Extracted entries:
+ + + + +

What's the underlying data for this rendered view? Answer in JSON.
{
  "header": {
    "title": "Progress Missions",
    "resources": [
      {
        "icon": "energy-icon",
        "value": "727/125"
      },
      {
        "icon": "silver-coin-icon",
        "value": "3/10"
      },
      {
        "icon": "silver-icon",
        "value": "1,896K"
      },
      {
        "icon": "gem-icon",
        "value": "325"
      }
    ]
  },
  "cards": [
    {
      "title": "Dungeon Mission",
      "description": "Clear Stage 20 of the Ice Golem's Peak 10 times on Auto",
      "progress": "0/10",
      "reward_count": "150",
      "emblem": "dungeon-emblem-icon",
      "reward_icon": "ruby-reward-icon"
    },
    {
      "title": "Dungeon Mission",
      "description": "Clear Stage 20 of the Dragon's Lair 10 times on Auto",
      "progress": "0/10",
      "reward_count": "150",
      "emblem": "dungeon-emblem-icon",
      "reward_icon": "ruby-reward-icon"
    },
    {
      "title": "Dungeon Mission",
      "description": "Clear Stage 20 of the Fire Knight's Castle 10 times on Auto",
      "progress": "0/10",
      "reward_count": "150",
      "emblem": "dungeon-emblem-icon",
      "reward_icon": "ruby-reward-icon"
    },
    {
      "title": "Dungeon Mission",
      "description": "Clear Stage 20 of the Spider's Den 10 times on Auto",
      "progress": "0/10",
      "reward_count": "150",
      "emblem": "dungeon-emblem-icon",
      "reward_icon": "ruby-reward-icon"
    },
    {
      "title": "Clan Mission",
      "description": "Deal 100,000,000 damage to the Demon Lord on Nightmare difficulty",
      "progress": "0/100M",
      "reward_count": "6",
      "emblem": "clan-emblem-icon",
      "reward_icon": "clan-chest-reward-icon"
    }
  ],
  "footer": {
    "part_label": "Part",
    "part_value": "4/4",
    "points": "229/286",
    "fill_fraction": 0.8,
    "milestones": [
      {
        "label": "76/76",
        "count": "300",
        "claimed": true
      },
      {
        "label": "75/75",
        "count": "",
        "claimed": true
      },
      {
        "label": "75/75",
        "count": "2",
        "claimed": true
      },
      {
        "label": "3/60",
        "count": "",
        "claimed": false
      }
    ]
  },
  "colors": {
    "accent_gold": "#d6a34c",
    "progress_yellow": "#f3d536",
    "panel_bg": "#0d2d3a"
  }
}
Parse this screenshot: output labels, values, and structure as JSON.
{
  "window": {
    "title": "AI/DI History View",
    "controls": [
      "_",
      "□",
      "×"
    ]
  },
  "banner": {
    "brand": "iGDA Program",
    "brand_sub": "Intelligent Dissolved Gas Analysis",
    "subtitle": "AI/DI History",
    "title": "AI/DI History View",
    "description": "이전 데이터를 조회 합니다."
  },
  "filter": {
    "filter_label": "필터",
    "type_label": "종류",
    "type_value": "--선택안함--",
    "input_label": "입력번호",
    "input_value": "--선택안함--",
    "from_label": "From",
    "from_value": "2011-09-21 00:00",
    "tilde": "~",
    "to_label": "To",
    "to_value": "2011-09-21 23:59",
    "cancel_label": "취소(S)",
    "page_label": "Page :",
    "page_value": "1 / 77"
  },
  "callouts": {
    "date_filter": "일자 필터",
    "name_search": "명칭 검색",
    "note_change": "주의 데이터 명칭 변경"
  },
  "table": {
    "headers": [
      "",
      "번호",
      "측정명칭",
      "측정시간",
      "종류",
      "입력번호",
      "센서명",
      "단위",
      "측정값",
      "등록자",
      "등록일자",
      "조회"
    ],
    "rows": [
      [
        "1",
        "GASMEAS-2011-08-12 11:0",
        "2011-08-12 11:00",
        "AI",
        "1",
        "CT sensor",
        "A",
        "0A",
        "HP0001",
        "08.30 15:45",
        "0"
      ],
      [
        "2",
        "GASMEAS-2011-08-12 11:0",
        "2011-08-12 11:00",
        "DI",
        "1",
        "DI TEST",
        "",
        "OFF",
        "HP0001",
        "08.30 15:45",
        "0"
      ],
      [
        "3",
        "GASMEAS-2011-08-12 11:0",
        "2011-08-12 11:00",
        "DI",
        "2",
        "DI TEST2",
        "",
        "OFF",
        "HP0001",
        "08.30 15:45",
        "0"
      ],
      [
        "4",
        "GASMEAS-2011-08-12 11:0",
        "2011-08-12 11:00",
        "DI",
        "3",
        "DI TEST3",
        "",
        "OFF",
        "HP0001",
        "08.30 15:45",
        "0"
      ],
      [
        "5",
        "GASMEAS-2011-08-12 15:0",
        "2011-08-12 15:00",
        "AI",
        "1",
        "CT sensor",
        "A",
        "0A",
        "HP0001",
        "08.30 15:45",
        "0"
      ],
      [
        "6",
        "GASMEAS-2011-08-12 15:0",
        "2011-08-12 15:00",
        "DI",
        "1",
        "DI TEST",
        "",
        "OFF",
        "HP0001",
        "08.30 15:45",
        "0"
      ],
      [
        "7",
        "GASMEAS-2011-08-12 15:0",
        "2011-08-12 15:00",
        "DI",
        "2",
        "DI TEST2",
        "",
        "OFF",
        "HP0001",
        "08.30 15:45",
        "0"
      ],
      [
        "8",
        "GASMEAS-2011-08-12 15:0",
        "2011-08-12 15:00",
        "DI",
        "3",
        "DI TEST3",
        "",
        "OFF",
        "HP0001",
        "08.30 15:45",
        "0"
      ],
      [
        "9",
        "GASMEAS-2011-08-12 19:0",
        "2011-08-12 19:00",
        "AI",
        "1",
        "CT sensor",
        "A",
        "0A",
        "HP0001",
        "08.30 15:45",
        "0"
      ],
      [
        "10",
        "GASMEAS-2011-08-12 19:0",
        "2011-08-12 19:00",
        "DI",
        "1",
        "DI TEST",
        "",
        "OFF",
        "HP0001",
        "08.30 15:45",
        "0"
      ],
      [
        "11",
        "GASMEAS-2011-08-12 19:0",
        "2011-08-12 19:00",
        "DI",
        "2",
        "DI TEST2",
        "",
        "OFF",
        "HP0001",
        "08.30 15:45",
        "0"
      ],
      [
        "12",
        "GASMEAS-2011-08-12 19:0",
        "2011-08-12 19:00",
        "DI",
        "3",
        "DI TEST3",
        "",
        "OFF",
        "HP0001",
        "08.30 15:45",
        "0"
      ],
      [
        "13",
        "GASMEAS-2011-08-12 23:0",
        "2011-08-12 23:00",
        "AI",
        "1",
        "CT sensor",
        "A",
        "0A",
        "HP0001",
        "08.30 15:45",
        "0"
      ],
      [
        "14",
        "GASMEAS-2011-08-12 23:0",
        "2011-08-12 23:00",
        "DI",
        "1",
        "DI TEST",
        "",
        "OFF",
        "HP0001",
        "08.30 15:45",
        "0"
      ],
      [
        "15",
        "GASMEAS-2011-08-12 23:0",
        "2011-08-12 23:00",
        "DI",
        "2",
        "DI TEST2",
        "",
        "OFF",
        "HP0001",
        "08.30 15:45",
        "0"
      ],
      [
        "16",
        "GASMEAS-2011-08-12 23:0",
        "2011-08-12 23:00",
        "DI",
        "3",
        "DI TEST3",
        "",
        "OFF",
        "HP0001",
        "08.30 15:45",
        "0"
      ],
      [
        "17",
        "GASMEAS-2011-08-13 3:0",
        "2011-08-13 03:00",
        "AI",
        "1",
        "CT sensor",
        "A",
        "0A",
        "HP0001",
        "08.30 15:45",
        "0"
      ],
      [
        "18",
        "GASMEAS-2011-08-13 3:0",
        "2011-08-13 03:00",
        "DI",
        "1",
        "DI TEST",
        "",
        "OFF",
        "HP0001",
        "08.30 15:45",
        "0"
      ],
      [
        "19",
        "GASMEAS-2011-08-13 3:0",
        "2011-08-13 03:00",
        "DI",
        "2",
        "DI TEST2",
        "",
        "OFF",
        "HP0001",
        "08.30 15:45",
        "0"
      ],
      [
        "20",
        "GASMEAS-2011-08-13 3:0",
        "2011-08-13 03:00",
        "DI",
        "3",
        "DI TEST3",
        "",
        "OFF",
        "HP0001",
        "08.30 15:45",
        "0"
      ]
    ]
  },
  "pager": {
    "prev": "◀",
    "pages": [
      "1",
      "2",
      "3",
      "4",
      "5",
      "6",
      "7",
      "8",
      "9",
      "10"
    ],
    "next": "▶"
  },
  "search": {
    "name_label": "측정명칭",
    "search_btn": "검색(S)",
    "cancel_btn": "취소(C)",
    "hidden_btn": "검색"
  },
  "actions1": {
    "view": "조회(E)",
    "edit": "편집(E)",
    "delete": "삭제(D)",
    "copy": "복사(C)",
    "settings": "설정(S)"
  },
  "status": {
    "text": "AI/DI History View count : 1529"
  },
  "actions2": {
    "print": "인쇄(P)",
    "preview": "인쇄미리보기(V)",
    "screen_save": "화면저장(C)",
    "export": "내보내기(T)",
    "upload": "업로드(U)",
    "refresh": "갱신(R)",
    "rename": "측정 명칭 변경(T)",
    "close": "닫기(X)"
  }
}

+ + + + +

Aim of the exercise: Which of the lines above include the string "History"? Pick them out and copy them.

Solution to this exercise:
    "title": "AI/DI History View",
    "subtitle": "AI/DI History",
    "title": "AI/DI History View",
    "text": "AI/DI History View count : 1529"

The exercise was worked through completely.